Keep in mind that is an emulation  so no all the Raspberry’s hardware is supported. For example when booting the image you can see that the first partition is not loaded, which corresponds to the /boot partition, which is supplied by the downloaded kernel .

Setting the briged on QEMU

Another thing I wanted to do was to be able to access the emulation from a remote computer. The idea behind this is not to depend on a graphic environment but to be able to access the Raspberry image with ssh to, for example, be able to install packages with aptitude. To do so I had to make a bridge as explained next:

Installing the needed packages

First, you must download these packages:

# aptitude install bridge-utils uml-utilities

Granting permissions with sudo

In order add the network interfaces to the bridge you have to grant permissions to the user who launch the virtual machine. To do so you have to set sudo using the visudo command:

# This file MUST be edited with the 'visudo' command as root.
# Please consider adding local content in /etc/sudoers.d/ instead of
# directly modifying this file.
# See the man page for details on how to write a sudoers file.
Defaults env_reset
Defaults mail_badpass
Defaults secure_path="/usr/local/sbin:/usr/local/bin:/usr/sbin:/usr/bin:/sbin:/bin"
# Host alias specification
# User alias specification
# Cmnd alias specification
Cmnd_Alias QEMU=/sbin/ifconfig, \
# User privilege specification
# Allow members of group sudo to execute any command

# See sudoers(5) for more information on "#include" directives:
#includedir /etc/sudoers.d

In this case lgallard is the user that is allowed to run ifconfig and brctl.

Setting the bridge

You have to set the file /etc/network/interfaces to bring up the bridge automatically . To do so you must disable the interfaces to be added to the bridge (for instance, ifdown eth0) and define just the bridge as explained below:
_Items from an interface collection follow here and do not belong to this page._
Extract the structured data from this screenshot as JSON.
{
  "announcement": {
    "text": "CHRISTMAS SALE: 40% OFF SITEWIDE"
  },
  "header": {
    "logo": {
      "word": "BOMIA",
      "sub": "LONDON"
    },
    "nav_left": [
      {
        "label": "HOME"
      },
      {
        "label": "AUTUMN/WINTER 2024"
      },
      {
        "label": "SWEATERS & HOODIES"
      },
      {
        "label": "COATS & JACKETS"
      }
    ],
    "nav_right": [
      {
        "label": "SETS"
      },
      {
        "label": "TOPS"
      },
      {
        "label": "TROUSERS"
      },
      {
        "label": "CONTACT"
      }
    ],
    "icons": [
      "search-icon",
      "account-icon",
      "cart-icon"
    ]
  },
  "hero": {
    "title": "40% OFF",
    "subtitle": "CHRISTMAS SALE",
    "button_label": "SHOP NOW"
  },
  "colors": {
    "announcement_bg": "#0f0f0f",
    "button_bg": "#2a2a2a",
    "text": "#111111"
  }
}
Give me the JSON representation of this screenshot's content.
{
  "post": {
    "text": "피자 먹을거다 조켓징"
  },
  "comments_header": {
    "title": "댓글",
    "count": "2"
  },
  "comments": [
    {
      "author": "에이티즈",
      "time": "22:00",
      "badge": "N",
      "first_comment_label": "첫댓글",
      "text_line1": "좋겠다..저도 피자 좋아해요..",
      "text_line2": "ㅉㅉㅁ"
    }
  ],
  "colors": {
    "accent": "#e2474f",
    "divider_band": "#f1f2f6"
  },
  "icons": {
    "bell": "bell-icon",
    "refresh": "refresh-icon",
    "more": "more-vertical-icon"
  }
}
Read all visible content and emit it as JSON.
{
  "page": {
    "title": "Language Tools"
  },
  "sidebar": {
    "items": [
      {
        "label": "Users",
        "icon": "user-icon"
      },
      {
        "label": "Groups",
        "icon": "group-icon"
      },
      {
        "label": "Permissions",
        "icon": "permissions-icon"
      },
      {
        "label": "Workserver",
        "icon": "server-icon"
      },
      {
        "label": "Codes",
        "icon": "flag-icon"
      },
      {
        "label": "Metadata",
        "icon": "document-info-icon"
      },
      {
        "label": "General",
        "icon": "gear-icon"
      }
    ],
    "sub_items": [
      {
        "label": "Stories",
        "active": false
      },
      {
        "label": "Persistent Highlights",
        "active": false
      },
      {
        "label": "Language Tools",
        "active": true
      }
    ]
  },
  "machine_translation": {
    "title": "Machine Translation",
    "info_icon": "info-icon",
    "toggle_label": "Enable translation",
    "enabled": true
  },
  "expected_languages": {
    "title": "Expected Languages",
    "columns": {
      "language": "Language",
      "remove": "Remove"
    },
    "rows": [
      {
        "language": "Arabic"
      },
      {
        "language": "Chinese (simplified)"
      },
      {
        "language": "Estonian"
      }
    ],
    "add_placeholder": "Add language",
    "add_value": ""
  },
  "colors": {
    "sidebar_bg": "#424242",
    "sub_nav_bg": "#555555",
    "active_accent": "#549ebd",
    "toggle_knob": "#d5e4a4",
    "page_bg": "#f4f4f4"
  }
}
# This file describes the network interfaces available on your system
 # and how to activate them. For more information, see interfaces(5).
# The loopback network interface
 auto lo
 iface lo inet loopback
# The bridge network interface(s)
auto br0
iface br0 inet dhcp
 bridge_ports eth0
 bridge_fd 9
 bridge_hello 2
 bridge_maxage 12
 bridge_stp off

After this you can bring up the bridge by typing this:

# ifup br0

QEMU init script (/etc/eqemu-ifup)

This script let you bring up the network interfaces and the bridge with QEMU. To do so you have to edit /etc/qemu-ifup with the following info:

#sudo -p "Password for $0:" /sbin/ifconfig $1

echo "Executing /etc/qemu-ifup"
echo "Bringing up $1 for bridged mode..."
sudo /sbin/ifconfig $1 promisc up
echo "Setting tap0"
sudo tunctl -t tap0 -u lgallard
echo "Adding $1 to br0..."
sudo /sbin/brctl addif br0 $1
sleep 2


Here I leave some screenshots with the QEMU emulation:

Raspberry Pi - Hexxeh image

Raspberry Pui - Slim

Raspberry Pi - SSH

Rasbperry Pi basic

As you can see in the last screenshot, not all is installed on the image, so if something doesn’t work you have to download it. In this case you can install midory browser:

# aptitude install midory

Or any other browser you prefer.